WHAT YOU HAVE TO DO - Check each line of the material below for "disortx". Report how many have it, with no other words.

▼

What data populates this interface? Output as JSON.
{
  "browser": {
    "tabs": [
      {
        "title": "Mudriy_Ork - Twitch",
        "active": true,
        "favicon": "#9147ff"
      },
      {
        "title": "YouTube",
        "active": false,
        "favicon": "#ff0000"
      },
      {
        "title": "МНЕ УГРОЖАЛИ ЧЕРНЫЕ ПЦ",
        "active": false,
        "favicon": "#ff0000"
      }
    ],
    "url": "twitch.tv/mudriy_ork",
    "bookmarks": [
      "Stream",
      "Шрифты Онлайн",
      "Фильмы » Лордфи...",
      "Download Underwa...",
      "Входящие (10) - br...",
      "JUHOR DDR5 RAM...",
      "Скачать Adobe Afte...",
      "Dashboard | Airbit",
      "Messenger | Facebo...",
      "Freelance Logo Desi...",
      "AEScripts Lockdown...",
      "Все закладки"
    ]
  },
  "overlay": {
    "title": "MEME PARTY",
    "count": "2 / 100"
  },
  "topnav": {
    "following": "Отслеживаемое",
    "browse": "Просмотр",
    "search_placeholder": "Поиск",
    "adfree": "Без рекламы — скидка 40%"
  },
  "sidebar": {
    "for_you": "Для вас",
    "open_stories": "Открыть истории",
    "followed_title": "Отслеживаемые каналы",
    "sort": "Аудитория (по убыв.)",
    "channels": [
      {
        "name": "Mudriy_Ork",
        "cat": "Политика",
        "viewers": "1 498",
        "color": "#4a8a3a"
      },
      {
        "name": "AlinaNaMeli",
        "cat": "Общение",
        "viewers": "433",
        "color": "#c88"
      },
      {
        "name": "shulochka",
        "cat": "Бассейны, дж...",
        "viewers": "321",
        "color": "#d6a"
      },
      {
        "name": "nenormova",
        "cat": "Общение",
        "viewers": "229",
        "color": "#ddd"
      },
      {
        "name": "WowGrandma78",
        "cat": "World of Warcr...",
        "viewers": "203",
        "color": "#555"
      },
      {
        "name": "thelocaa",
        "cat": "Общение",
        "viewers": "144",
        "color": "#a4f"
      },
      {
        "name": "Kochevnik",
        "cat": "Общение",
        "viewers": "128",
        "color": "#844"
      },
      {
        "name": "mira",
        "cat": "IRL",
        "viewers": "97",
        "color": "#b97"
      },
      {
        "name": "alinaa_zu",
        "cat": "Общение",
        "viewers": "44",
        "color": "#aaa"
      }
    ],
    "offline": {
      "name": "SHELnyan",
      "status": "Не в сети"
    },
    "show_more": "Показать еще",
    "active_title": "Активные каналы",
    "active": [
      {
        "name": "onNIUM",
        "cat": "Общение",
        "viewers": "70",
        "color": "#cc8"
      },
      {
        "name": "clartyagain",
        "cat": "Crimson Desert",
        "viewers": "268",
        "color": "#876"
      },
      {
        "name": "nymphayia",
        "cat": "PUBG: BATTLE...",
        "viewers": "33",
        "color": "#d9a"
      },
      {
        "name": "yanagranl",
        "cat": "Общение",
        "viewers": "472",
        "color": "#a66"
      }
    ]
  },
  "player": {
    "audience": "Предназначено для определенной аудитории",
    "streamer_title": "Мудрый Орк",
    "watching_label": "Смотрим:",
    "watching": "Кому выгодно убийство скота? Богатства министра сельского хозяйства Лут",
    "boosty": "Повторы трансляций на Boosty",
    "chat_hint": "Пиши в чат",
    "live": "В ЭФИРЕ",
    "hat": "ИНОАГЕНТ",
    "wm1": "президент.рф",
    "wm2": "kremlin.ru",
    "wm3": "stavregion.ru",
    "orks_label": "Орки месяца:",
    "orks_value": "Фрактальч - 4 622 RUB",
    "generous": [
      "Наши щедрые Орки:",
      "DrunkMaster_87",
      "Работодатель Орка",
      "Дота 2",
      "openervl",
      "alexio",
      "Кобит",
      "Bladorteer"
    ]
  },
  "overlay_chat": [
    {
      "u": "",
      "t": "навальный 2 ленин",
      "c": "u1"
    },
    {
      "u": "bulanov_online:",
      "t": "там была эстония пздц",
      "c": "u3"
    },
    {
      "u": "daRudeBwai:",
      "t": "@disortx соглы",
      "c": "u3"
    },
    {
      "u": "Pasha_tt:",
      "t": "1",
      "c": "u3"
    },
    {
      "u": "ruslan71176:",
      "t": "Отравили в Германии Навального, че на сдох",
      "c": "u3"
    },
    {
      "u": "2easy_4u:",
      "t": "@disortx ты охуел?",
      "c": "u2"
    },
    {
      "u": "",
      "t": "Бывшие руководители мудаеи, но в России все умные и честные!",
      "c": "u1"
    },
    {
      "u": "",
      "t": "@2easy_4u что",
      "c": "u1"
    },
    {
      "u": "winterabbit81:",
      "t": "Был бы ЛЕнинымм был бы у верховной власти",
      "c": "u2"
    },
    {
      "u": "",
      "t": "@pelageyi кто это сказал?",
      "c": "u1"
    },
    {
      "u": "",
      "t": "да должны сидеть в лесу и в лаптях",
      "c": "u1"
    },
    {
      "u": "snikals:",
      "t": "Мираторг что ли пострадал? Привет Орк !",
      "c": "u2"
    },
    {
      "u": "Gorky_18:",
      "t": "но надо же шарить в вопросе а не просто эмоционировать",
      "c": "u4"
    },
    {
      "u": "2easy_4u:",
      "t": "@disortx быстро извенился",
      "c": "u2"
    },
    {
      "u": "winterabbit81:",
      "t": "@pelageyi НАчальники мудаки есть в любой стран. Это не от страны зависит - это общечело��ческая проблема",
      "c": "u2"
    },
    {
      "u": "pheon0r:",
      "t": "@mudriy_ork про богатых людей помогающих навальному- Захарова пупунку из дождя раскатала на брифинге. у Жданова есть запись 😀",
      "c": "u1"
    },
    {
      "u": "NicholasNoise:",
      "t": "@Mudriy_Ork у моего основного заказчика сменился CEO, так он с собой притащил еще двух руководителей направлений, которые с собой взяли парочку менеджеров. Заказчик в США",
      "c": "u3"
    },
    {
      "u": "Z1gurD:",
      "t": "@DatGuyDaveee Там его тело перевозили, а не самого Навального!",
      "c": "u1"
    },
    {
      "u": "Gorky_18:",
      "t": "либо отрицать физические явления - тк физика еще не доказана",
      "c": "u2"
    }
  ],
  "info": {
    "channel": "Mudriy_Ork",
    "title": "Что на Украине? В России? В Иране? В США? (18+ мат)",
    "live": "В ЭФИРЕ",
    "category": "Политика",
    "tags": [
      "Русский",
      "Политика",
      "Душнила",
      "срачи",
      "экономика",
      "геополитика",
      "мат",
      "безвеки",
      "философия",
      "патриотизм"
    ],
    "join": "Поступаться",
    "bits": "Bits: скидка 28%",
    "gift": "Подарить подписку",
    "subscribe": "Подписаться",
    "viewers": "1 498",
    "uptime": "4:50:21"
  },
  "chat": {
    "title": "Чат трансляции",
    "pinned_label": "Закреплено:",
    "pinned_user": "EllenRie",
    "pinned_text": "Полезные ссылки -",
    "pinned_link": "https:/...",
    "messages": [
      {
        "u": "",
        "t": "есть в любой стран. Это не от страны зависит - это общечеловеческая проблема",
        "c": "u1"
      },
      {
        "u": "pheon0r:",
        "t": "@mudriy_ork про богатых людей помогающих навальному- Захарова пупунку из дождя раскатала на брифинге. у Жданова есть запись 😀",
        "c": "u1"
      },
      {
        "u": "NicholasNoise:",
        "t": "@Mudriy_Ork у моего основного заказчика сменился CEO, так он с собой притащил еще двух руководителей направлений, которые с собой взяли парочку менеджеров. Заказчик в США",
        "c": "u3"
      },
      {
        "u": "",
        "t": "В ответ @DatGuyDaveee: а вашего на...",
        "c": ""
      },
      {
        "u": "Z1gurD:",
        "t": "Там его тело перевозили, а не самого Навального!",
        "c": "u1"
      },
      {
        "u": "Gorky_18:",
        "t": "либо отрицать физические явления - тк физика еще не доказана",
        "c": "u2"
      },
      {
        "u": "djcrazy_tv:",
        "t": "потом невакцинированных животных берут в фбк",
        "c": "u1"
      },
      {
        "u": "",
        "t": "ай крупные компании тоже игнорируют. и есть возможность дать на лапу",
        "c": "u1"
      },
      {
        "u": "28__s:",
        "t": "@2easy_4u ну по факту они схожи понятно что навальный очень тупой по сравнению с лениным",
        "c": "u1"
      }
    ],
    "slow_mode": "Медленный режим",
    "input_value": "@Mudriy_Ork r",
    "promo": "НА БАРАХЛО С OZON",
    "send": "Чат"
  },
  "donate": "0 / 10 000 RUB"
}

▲

EXERCISE RESULT - 3